One general rule of comedy is that if a joke requires an explication in order to be funny, it’s not really that funny. But Jonathan Ball and Ryan Fitzpatrick, editors of Why Poetry Sucks, will be first to tell you that the hallmark of Canada’s “experimental” poetry is that it throws the general rules out the window. In the introduction to this new anthology, the editors do a lot of explicatory set up, but the poems themselves deliver inconsistent punch lines. The editors (both of whom, along with seventeen of the forty-three contributors, have studied and/or worked in the English Department at the University of Calgary) begin with a theory-heavy introduction that wonders, “What sucks about poetry? The short answer is the words, and their combinations.” They go on to posit, after Victor Shklovsky, that, like comedy, poetry relies on defamiliarization as its basic gesture. The joke of most of the poems seems to be confronting strawman readers.

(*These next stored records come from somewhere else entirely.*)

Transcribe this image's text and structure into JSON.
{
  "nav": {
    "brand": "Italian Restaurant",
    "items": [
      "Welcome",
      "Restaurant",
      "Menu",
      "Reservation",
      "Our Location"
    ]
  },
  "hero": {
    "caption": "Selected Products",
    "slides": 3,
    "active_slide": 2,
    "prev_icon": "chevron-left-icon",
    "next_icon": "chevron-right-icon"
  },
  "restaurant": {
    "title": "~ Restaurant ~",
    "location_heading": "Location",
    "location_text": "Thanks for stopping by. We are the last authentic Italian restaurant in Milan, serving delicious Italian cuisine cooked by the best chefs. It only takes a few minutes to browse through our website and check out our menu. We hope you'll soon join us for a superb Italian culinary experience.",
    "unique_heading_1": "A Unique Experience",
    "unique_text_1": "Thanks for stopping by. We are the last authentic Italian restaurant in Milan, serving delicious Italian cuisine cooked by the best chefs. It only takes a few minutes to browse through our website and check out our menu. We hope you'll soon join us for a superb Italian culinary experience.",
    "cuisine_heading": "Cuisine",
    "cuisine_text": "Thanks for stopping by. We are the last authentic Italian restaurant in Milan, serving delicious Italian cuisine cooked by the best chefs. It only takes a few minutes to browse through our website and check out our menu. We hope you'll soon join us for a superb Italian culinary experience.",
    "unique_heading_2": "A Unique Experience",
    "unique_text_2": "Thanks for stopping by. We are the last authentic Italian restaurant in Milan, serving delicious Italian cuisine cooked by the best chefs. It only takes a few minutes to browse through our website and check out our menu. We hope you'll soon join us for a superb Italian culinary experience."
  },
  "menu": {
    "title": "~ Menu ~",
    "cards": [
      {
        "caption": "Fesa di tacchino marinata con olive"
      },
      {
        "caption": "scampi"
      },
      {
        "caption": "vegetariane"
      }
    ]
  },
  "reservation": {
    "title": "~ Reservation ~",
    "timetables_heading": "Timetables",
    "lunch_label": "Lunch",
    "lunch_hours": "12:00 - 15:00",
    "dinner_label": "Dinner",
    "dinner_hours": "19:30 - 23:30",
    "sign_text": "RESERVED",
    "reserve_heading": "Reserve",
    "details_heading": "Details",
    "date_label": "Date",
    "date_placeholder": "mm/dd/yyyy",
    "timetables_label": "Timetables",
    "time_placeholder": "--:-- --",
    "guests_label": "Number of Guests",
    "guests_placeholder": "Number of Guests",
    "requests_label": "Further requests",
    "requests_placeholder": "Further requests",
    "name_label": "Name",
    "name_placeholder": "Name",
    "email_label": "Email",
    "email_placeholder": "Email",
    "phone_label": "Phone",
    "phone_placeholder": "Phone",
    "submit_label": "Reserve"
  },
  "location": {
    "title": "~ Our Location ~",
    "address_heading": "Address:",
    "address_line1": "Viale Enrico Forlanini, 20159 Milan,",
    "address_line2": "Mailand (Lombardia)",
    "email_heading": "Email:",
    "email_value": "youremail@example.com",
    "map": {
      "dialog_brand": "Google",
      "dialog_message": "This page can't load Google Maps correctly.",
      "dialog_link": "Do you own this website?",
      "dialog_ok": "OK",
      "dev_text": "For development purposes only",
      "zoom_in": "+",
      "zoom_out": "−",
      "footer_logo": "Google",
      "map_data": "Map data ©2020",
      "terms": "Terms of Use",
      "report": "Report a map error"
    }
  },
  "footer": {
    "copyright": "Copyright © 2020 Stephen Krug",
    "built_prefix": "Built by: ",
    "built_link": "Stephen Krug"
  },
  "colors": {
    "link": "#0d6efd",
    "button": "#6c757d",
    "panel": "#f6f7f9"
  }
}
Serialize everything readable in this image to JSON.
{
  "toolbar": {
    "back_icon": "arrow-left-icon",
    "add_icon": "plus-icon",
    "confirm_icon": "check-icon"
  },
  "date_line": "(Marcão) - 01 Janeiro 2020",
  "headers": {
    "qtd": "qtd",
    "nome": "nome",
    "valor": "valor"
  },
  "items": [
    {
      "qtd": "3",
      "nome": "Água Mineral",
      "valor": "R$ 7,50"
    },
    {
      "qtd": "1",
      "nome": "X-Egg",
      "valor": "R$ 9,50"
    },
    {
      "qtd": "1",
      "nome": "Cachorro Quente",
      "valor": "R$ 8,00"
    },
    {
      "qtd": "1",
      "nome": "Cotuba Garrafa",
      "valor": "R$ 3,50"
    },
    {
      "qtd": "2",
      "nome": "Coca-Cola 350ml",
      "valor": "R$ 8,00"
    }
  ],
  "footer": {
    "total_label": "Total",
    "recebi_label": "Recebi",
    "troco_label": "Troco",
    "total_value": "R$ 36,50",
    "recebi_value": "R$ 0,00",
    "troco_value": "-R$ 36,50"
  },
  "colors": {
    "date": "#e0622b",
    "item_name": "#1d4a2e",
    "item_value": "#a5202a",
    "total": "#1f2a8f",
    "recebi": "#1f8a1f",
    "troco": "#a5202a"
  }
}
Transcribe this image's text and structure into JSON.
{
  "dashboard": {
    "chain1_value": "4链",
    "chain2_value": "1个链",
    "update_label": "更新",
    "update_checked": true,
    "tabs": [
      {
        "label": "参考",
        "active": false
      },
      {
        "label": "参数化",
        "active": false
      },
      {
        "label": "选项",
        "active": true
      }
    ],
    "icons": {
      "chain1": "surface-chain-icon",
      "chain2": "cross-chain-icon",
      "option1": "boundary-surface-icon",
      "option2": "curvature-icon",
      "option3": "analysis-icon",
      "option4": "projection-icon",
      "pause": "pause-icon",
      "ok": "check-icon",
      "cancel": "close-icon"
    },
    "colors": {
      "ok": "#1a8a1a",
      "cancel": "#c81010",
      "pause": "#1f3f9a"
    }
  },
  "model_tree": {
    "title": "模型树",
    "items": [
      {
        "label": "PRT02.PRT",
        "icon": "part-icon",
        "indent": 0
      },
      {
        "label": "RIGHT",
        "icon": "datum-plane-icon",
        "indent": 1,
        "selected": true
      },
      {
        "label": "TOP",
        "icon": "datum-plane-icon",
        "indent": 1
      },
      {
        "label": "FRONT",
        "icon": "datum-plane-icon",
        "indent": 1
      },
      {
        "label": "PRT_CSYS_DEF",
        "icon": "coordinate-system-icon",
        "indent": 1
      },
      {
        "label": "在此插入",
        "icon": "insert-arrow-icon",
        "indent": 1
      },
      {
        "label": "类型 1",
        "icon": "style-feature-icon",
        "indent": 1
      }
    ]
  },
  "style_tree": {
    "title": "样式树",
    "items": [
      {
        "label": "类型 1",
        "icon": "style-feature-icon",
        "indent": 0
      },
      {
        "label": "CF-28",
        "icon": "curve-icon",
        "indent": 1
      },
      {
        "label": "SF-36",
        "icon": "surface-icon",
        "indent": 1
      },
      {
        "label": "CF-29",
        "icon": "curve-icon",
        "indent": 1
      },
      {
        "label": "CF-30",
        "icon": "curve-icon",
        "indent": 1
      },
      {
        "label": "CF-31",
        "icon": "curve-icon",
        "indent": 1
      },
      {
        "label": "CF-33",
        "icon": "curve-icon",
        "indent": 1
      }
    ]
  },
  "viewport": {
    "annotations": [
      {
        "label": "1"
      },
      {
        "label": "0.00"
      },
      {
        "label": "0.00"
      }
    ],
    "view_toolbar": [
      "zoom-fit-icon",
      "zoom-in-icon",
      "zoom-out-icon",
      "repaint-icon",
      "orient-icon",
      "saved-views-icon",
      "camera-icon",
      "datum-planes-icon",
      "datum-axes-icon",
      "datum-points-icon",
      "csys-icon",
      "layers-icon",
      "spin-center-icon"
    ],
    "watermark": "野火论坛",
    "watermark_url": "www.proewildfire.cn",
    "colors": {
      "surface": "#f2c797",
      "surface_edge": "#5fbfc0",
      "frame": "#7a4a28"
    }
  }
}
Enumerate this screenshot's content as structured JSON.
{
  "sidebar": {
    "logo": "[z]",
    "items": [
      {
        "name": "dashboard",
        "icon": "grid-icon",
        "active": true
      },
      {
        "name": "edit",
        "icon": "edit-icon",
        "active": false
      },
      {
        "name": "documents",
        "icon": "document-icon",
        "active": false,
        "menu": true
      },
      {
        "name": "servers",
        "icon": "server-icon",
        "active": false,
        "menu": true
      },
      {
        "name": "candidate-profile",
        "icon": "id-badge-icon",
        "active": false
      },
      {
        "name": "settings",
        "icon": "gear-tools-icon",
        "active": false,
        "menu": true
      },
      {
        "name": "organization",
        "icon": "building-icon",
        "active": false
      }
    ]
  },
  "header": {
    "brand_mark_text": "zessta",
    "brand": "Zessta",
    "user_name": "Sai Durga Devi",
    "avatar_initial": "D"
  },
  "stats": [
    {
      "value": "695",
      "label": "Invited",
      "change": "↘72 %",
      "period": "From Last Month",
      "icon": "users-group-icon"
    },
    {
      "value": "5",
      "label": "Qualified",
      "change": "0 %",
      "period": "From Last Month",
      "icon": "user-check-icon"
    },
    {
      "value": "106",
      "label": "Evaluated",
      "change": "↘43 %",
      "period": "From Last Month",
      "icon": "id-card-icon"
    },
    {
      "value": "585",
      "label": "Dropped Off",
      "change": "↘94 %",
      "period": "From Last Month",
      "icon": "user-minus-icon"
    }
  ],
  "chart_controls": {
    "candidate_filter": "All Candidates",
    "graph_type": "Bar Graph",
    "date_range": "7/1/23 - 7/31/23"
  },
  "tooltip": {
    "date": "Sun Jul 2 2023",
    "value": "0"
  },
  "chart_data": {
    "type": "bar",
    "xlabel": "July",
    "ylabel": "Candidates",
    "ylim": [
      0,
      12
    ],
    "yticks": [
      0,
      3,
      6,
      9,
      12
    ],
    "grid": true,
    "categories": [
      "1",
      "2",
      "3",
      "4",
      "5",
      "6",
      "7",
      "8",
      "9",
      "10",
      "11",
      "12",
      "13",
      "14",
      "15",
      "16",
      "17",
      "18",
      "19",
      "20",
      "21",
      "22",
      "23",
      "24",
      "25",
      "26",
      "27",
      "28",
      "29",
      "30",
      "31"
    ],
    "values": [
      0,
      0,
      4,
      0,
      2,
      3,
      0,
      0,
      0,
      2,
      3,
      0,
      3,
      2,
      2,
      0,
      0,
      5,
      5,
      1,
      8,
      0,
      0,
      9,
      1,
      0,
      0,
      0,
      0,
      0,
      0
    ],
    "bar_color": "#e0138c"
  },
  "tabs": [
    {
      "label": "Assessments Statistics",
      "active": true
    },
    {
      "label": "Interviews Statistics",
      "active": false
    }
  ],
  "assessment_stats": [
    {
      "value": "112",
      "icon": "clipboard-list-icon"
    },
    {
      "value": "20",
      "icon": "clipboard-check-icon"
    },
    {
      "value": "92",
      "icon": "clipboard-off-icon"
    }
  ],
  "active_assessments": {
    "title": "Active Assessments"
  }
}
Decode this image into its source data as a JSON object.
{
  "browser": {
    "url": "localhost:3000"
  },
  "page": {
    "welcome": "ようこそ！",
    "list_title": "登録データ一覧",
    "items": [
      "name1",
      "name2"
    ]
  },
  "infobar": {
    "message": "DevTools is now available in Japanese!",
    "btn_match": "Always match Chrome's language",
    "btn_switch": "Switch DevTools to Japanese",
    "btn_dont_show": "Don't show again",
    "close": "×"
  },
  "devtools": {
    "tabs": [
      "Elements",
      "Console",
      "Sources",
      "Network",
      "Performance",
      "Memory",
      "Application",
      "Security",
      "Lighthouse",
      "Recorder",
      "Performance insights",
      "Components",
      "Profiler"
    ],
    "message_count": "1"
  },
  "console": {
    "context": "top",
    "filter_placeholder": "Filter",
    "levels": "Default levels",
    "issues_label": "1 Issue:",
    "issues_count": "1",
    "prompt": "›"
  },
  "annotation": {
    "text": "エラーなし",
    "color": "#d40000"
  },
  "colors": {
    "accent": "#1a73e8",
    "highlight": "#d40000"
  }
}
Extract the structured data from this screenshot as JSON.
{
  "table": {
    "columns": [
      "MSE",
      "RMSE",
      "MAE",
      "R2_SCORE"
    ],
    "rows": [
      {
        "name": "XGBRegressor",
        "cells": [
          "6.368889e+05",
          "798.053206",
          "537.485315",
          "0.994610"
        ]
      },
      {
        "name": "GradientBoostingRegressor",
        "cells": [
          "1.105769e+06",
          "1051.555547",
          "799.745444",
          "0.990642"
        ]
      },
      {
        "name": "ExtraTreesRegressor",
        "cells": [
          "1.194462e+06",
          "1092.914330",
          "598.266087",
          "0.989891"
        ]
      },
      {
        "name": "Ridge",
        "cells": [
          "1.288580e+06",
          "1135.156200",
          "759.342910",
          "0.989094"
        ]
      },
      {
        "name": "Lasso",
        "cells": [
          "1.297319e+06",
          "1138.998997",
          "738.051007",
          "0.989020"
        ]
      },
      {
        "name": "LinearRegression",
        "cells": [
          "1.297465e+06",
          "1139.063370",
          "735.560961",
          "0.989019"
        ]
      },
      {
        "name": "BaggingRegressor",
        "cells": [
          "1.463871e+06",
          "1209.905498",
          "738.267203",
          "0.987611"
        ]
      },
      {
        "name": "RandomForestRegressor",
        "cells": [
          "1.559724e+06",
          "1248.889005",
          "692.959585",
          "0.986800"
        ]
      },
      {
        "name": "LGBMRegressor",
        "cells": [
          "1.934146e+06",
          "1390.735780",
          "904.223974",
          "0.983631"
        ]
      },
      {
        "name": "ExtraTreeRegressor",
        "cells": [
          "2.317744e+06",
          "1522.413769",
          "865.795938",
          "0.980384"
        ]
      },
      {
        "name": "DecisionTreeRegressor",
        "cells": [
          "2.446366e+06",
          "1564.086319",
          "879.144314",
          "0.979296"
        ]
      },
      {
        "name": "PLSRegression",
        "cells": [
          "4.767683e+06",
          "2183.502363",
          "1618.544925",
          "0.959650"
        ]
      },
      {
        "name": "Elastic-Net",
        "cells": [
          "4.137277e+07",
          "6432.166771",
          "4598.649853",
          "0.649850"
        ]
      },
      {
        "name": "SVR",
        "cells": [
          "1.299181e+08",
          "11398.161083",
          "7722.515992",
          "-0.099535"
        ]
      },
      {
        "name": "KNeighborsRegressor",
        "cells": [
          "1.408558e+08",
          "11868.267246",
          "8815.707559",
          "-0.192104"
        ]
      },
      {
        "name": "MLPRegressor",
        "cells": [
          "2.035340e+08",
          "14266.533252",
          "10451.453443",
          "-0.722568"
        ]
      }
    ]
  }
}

In defending the hilarity of this kind of conceptualism in their preamble to derek beaulieu’s poems, the editors assert that “the concepts involved are often obvious jokes that its critics just don’t ’get’.” Truer words might not be found in Why Poetry Sucks. The funniest poems in the anthology are those by Annharte, David McGimpsey, Ian Williams, Jon Paul Fiorentino, Kathryn Mockler, and Dina Del Bucchia; but they also tend to be the least recognizably “experimental” in that they do not require anything outside of themselves to be funny, even though each section in the collection is graced with a biographical and explanatory note contextualizing why and how the poems that follow are humorous. We learn, for example, that what we are about to read “produces a static snow between the guffawing and weeping that accompanies cultural recognition,” or that a contributor’s dark poems “don’t simply parody the primness of poetry through a fusion of high and low culture” because the poet’s “black jokes and bad taste both puncture and secure the tragic stance.” Suffice it to say that laughter is visceral and involuntary; applause, on the other hand, is deliberate. Why Poetry Sucks seems more concerned with how it’s funny than how funny it is.